Paul Iribe for Poiret
Georges Lepape for Poiret
His first perfume was Nuit Persane, created for the “Thousand and Second Nights” party, during which a bottle was offered to each guest. However, the formula was lost. Poiret also created several other fragrances, including “Coupe d’Or” (1911), “Mea Culpa” (1914), La Rose de Rosine (1912), Chez Poiret (1913), L’Espalier du Roy, Fanfan la Tulipe, Le Minaret. Maurice Schaller would go on to create fragrances like Nuit de Chine.
Peggy Guggenheim by Man Ray dressed in Poiret
Denise Poiret wearing the dress Mythe, photo by Delphi
you can see the Paradise Bird by Romanian sculptor Brancusi and wallpaper created by the Ateliers de Martine
Paul Poiret remains an important figure in the history of fashion. His emphasis on comfort and freedom of movement helped to liberate women from the restrictive clothing of the past and influenced the fashion industry of the 1980s and 1990s. His vision of an overall style business and merchandising concepts are continued by several designers who produce everything from luxury dresses to furniture, perfumes, and makeup, like Ralph Lauren or Calvin Klein. Let’s not forget the sublime collections designed by John Galliano for Dior in 1998 where his influence is very present.
We like to remember his moto:
He traveled the world, visiting London, Berlin, Vienna, Brussels, and even New York, and he understood that his ideas were being copied and finding success elsewhere. This epiphany led to the creation of the “Union for the Defense of French Haute Couture” with Maison Worth and Maison Paquin.
We owe him the first fashion magazine, Pan, which was launched in 1928. The idea was to present a colorful illustrated catalog that showcased must-have items and luxury artisans, such as tailors, milliners, walking stick designers, shoemakers, dressmakers, undergarments, furs, jewelry, tableware, goldsmiths, wines, flowers, art galleries, photographers, savoir-vivre, restaurants, hotels, cabarets, travel, sports, luggage, beaches, horses, hunting, fishing, and even pharmacists. Everything was included in it.

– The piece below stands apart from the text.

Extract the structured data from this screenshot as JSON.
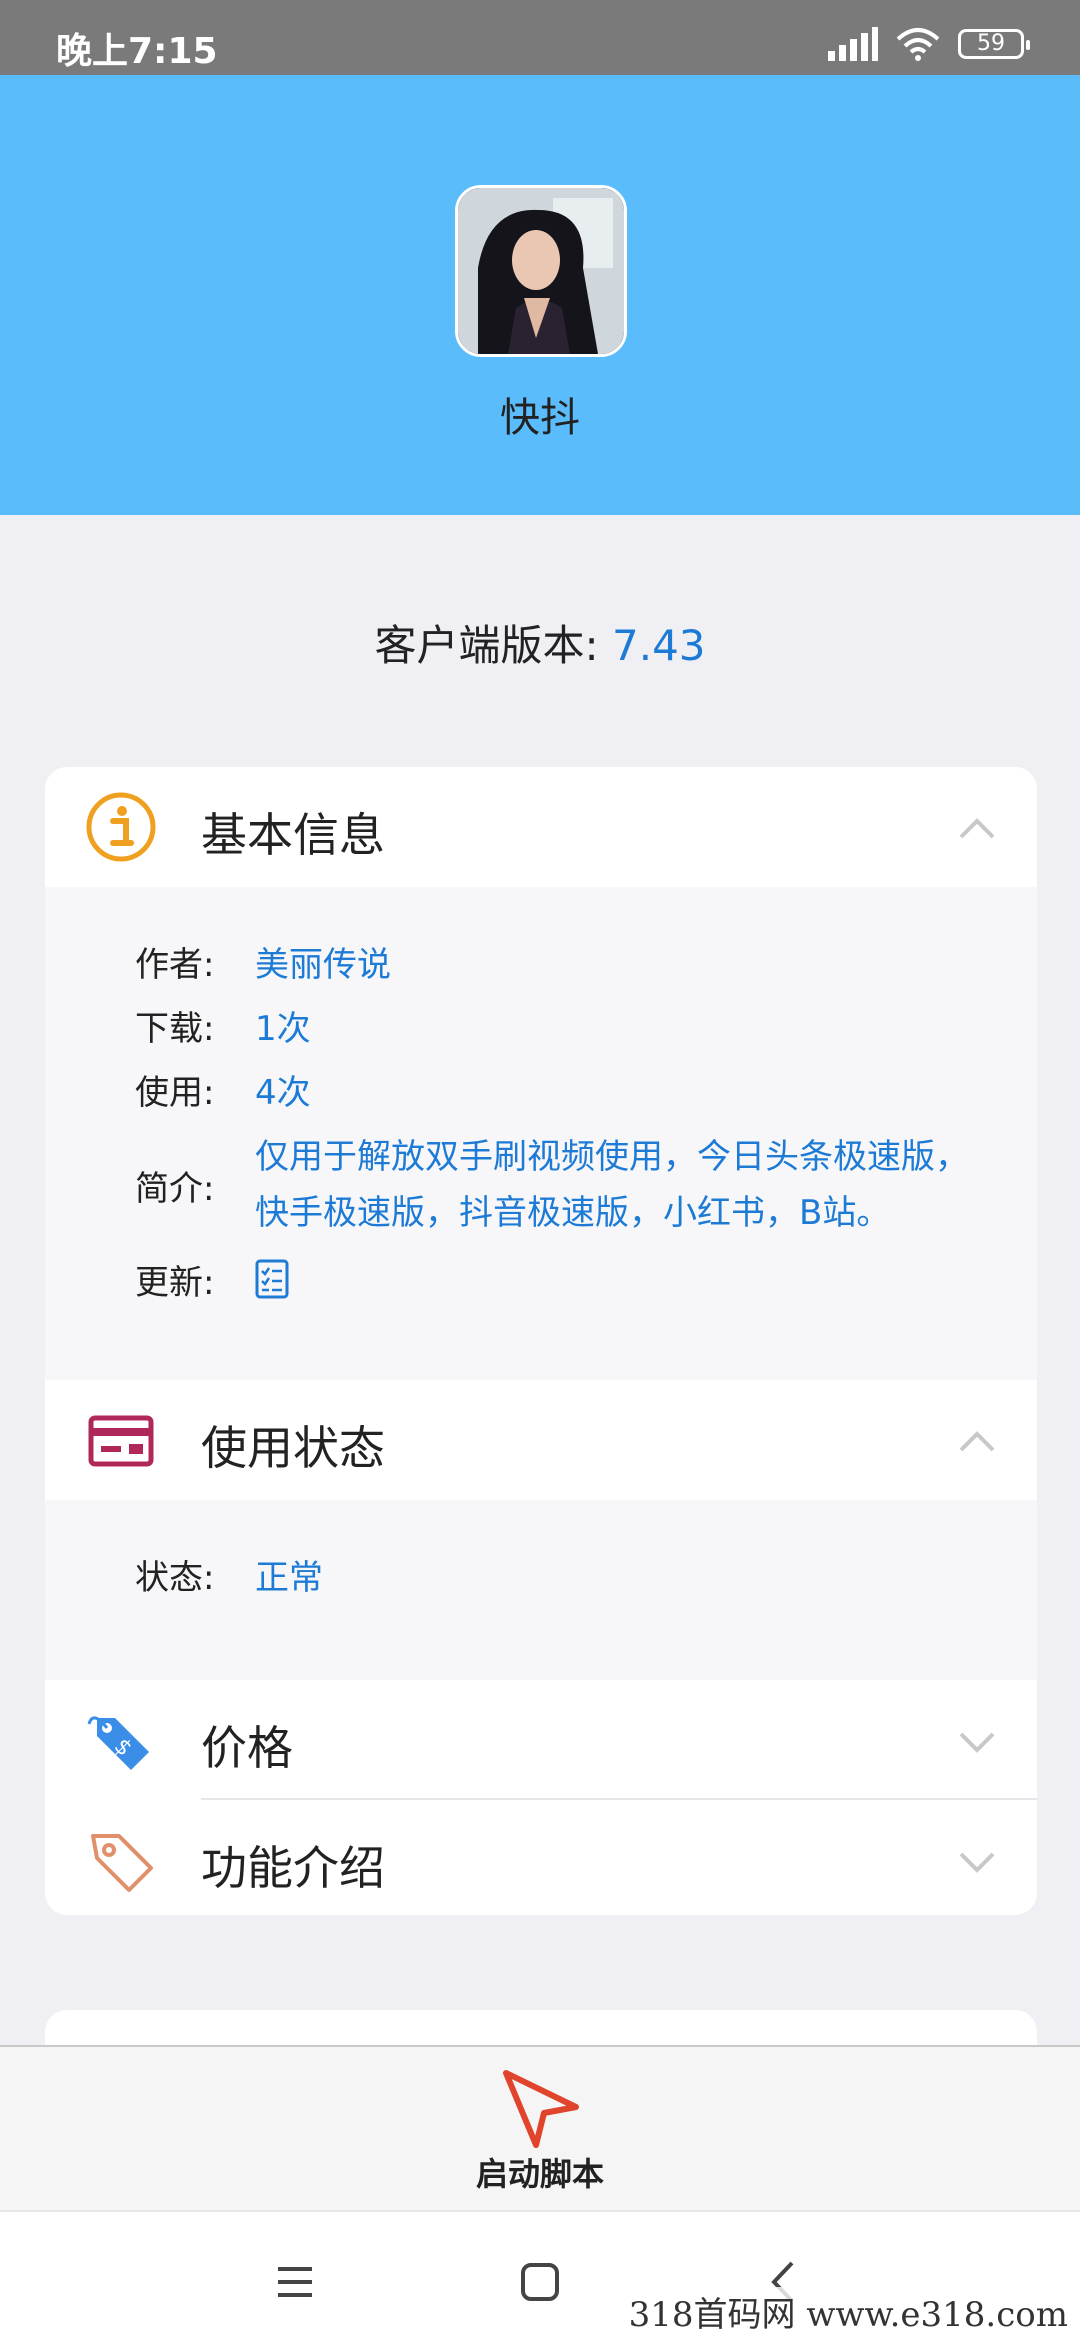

Despite his initial success, Poiret‘s fortunes began to decline after World War I. The economic hardships of the post-war years, combined with the changing fashion trends that he did not understand, led to a decline in demand for his designs. Poiret was eventually forced to declare bankruptcy and close his fashion house in 1929 after a flamboyant presentation of his collections of gowns, perfumes, and accessories on three riverboats. After this failure, his wife, his muse, the woman he made famous with his designs, the delicate Denise Poiret, née Boulet, divorced him, sending him into a deep depression.
Les Parfums de Rosine‘s license was bought by the emblematic Oriza L. Legrand French perfume house, founded in 1720. He started to paint, away from Parisian life, and wrote his memories, published in 1930, titled “En Habillant l’Époque” (Dressing an Era) and later two other books, where he unfortunately underlined his egocentrism and frustration. Poiret famously said about women, “First they grumble, then they obey, and finally they applaud.”
“The ultimate trick is to appear natural. But sublimely natural”
Dior by John Galliano, 1998
fashion illustration, Paul Poiret